Last year I wrote about the euthanasia of a 44 year old Belgian transsexual, Nathan Verhelst, which you can find in my blog here. Although Belgium first legalised the right to euthanasia for adults in 2002, recently its Senate voted to extend the law to children who are terminally ill, and suffering unbearable physical pain. Many Belgians support this new draft bill as they believe those children must have the right to decide about their own end of life, but there are also opponents against it, who see it as a slippery slope.

Paediatrician and supporter of the bill, Dr Gerlant Van Berlaer, says, ‘We are not playing God – these are lives that will end anyway. Their natural end might be miserable or very painful or horrifying, and they might have seen a lot of friends in institutions or hospitals die of the same disease. And if they say, “I don’t want to die this way, I want to do it my way,” and that is the only thing we can do for them as doctors, I think we should be able to do it.’

However, Christian Democrat senator, Els Van Hoof, disagrees, and fought successfully to restrict the bill to children with terminal illness suffering unbearable physical pain. ‘In the beginning they presented a law that included mentally ill children,’ she says. ‘During the debate, supporters of euthanasia talked about children with anorexia, children who are tired of life – so how far does it go?’

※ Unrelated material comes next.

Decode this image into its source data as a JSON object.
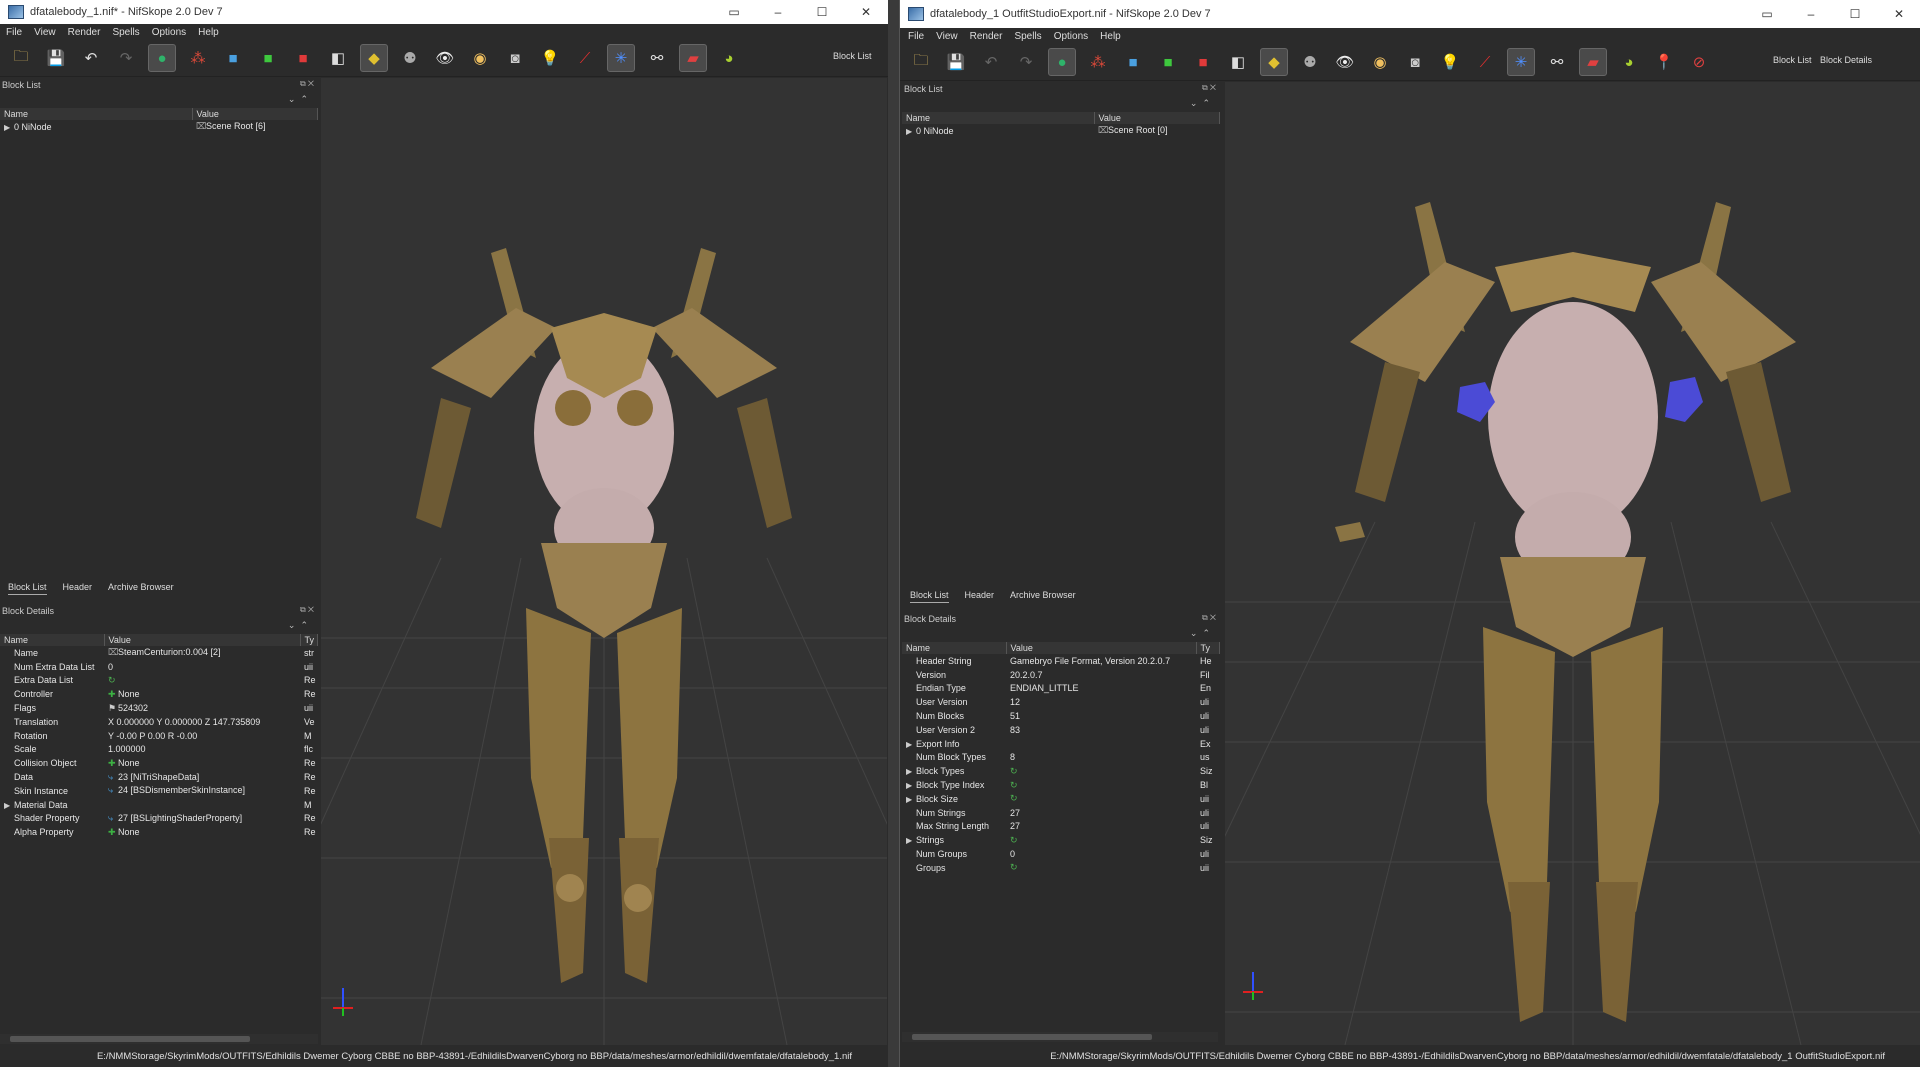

You can read more about it in this BBC magazine article here. You can also hear more about it by listening to BBC Radio 4′ s The Report – Right To Die programme here.

It certainly raises some difficult ethical questions, and I can understand why euthanasia is illegal in Britain. However, in the Netherlands, euthanasia is already legal for children over the age of 12, if they have the consent of their parents, and if the Belgian bill is passed in the lower house of parliament, Belgium will be the first nation in the world to lift all age restrictions. 

 

Ethics of Euthanasia

This week I was shocked to read a BBC news article about the euthanasia of a 44 year old Belgian transsexual, who was so unhappy with his sex change that he wanted to die. Two doctors made the necessary decisions that he was within his rights to choose euthanasia, saying: ‘Patients must be capable of deciding for themselves. They must be conscious and have to give a “voluntary, considered and repeated” request to die.’

Nathan Verhelst was legally killed on September 30th. I wonder if he might have felt differently in a few months, if he had had more counselling and psychological help.

One of the things I found particularly shocking about this case was that it didn’t make the headlines. In Belgium, euthanasia is not very controversial and MPs there are even now deciding whether to lower the age limit to make euthanasia available to under-eighteens. You can read more about that in The Independent news article here.

I believe that this could be the start of a very slippery slope. Can a child make the decision whether it is better for them to live or die? Do the child’s parents have the right to decide to kill their child, even if it is for humane reasons?

It is questions like these which make me glad that euthanasia is illegal in this country. I feel especially strongly about it, having visited the death camps at Auschwitz, where euthanasia was taken to horrifying extremes.

Since the Harold Shipman case, there are now much better regulations in place to ensure that doctors can’t kill their patients, and doctors have to be revalidated every 5 years to ensure they are doing the best for their patients.

As a doctor, I would always want to do the best for my patients without causing them harm. However, I know that I shall have to make some difficult ethical decisions, such as whether or not to withdraw treatment for a terminally ill patient (Extraordinary medical care), or whether to give a drug to relieve pain, knowing that it might cause the patient to die sooner (the Doctrine of Double Effect).

You can find out more on this BBC ethics website which sets out the arguments for and against euthanasia and assisted suicide really clearly.